── Task inputs
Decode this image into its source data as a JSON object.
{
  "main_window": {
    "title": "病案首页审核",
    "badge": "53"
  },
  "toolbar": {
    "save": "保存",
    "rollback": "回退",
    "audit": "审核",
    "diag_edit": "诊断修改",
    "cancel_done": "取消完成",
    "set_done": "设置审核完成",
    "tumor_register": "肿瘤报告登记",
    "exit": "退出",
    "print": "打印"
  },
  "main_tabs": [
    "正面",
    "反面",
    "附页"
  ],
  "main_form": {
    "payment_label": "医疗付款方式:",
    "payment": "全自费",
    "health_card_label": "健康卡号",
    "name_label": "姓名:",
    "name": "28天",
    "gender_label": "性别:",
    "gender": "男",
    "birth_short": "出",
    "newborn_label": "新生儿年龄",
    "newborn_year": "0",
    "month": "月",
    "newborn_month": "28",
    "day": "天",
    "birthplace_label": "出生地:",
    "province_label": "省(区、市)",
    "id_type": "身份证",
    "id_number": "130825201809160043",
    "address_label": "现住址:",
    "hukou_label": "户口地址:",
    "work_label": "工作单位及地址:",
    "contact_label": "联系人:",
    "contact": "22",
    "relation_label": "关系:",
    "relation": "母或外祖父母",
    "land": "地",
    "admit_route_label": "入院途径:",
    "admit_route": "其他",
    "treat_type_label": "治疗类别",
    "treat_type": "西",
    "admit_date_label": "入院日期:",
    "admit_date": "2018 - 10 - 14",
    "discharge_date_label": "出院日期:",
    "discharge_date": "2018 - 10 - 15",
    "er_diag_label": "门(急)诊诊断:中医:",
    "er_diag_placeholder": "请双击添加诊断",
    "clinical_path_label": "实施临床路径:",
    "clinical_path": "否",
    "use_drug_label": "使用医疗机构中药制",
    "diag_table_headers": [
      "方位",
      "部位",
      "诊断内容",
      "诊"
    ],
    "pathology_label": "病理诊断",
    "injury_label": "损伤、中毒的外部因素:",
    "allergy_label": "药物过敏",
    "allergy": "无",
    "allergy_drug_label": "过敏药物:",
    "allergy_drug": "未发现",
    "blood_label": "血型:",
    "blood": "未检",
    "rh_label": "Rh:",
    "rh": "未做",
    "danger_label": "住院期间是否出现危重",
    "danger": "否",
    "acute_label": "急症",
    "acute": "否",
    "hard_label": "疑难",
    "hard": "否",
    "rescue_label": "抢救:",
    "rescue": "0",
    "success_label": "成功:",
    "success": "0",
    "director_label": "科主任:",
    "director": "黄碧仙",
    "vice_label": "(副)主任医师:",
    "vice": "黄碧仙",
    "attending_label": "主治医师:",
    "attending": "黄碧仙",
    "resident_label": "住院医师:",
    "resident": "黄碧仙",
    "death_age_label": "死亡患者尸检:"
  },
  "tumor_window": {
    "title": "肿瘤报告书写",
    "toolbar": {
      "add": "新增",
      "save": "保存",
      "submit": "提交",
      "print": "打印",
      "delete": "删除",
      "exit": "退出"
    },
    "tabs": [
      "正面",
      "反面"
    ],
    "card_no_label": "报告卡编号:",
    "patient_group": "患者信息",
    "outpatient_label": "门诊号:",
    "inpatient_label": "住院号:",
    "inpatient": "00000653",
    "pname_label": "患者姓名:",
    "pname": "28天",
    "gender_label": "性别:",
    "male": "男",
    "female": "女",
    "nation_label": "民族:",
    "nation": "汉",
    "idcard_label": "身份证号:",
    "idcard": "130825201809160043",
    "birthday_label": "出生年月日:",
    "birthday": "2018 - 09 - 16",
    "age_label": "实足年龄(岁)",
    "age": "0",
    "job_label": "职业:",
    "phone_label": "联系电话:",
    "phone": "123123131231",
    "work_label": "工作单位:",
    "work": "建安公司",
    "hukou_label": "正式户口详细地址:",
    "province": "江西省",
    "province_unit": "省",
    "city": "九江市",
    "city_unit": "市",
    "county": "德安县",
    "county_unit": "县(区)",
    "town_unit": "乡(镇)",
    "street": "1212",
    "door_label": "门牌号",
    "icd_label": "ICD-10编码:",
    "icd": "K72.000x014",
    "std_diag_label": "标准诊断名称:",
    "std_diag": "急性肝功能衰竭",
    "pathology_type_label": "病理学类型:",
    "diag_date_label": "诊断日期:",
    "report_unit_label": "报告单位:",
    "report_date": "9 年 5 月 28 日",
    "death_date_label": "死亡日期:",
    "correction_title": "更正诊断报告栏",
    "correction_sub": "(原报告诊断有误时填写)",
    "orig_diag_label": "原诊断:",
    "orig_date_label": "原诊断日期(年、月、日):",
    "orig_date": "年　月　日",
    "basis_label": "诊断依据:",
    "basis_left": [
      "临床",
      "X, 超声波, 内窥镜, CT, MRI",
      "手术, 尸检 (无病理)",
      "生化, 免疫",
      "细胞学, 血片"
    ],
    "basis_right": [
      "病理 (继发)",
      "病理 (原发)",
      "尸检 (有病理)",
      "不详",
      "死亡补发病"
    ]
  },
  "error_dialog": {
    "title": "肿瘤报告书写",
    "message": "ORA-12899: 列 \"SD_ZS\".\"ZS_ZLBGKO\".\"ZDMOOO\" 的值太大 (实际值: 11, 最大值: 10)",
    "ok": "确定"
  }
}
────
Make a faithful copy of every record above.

:: Expected answer ::
Decode this image into its source data as a JSON object.
{
  "main_window": {
    "title": "病案首页审核",
    "badge": "53"
  },
  "toolbar": {
    "save": "保存",
    "rollback": "回退",
    "audit": "审核",
    "diag_edit": "诊断修改",
    "cancel_done": "取消完成",
    "set_done": "设置审核完成",
    "tumor_register": "肿瘤报告登记",
    "exit": "退出",
    "print": "打印"
  },
  "main_tabs": [
    "正面",
    "反面",
    "附页"
  ],
  "main_form": {
    "payment_label": "医疗付款方式:",
    "payment": "全自费",
    "health_card_label": "健康卡号",
    "name_label": "姓名:",
    "name": "28天",
    "gender_label": "性别:",
    "gender": "男",
    "birth_short": "出",
    "newborn_label": "新生儿年龄",
    "newborn_year": "0",
    "month": "月",
    "newborn_month": "28",
    "day": "天",
    "birthplace_label": "出生地:",
    "province_label": "省(区、市)",
    "id_type": "身份证",
    "id_number": "130825201809160043",
    "address_label": "现住址:",
    "hukou_label": "户口地址:",
    "work_label": "工作单位及地址:",
    "contact_label": "联系人:",
    "contact": "22",
    "relation_label": "关系:",
    "relation": "母或外祖父母",
    "land": "地",
    "admit_route_label": "入院途径:",
    "admit_route": "其他",
    "treat_type_label": "治疗类别",
    "treat_type": "西",
    "admit_date_label": "入院日期:",
    "admit_date": "2018 - 10 - 14",
    "discharge_date_label": "出院日期:",
    "discharge_date": "2018 - 10 - 15",
    "er_diag_label": "门(急)诊诊断:中医:",
    "er_diag_placeholder": "请双击添加诊断",
    "clinical_path_label": "实施临床路径:",
    "clinical_path": "否",
    "use_drug_label": "使用医疗机构中药制",
    "diag_table_headers": [
      "方位",
      "部位",
      "诊断内容",
      "诊"
    ],
    "pathology_label": "病理诊断",
    "injury_label": "损伤、中毒的外部因素:",
    "allergy_label": "药物过敏",
    "allergy": "无",
    "allergy_drug_label": "过敏药物:",
    "allergy_drug": "未发现",
    "blood_label": "血型:",
    "blood": "未检",
    "rh_label": "Rh:",
    "rh": "未做",
    "danger_label": "住院期间是否出现危重",
    "danger": "否",
    "acute_label": "急症",
    "acute": "否",
    "hard_label": "疑难",
    "hard": "否",
    "rescue_label": "抢救:",
    "rescue": "0",
    "success_label": "成功:",
    "success": "0",
    "director_label": "科主任:",
    "director": "黄碧仙",
    "vice_label": "(副)主任医师:",
    "vice": "黄碧仙",
    "attending_label": "主治医师:",
    "attending": "黄碧仙",
    "resident_label": "住院医师:",
    "resident": "黄碧仙",
    "death_age_label": "死亡患者尸检:"
  },
  "tumor_window": {
    "title": "肿瘤报告书写",
    "toolbar": {
      "add": "新增",
      "save": "保存",
      "submit": "提交",
      "print": "打印",
      "delete": "删除",
      "exit": "退出"
    },
    "tabs": [
      "正面",
      "反面"
    ],
    "card_no_label": "报告卡编号:",
    "patient_group": "患者信息",
    "outpatient_label": "门诊号:",
    "inpatient_label": "住院号:",
    "inpatient": "00000653",
    "pname_label": "患者姓名:",
    "pname": "28天",
    "gender_label": "性别:",
    "male": "男",
    "female": "女",
    "nation_label": "民族:",
    "nation": "汉",
    "idcard_label": "身份证号:",
    "idcard": "130825201809160043",
    "birthday_label": "出生年月日:",
    "birthday": "2018 - 09 - 16",
    "age_label": "实足年龄(岁)",
    "age": "0",
    "job_label": "职业:",
    "phone_label": "联系电话:",
    "phone": "123123131231",
    "work_label": "工作单位:",
    "work": "建安公司",
    "hukou_label": "正式户口详细地址:",
    "province": "江西省",
    "province_unit": "省",
    "city": "九江市",
    "city_unit": "市",
    "county": "德安县",
    "county_unit": "县(区)",
    "town_unit": "乡(镇)",
    "street": "1212",
    "door_label": "门牌号",
    "icd_label": "ICD-10编码:",
    "icd": "K72.000x014",
    "std_diag_label": "标准诊断名称:",
    "std_diag": "急性肝功能衰竭",
    "pathology_type_label": "病理学类型:",
    "diag_date_label": "诊断日期:",
    "report_unit_label": "报告单位:",
    "report_date": "9 年 5 月 28 日",
    "death_date_label": "死亡日期:",
    "correction_title": "更正诊断报告栏",
    "correction_sub": "(原报告诊断有误时填写)",
    "orig_diag_label": "原诊断:",
    "orig_date_label": "原诊断日期(年、月、日):",
    "orig_date": "年　月　日",
    "basis_label": "诊断依据:",
    "basis_left": [
      "临床",
      "X, 超声波, 内窥镜, CT, MRI",
      "手术, 尸检 (无病理)",
      "生化, 免疫",
      "细胞学, 血片"
    ],
    "basis_right": [
      "病理 (继发)",
      "病理 (原发)",
      "尸检 (有病理)",
      "不详",
      "死亡补发病"
    ]
  },
  "error_dialog": {
    "title": "肿瘤报告书写",
    "message": "ORA-12899: 列 \"SD_ZS\".\"ZS_ZLBGKO\".\"ZDMOOO\" 的值太大 (实际值: 11, 最大值: 10)",
    "ok": "确定"
  }
}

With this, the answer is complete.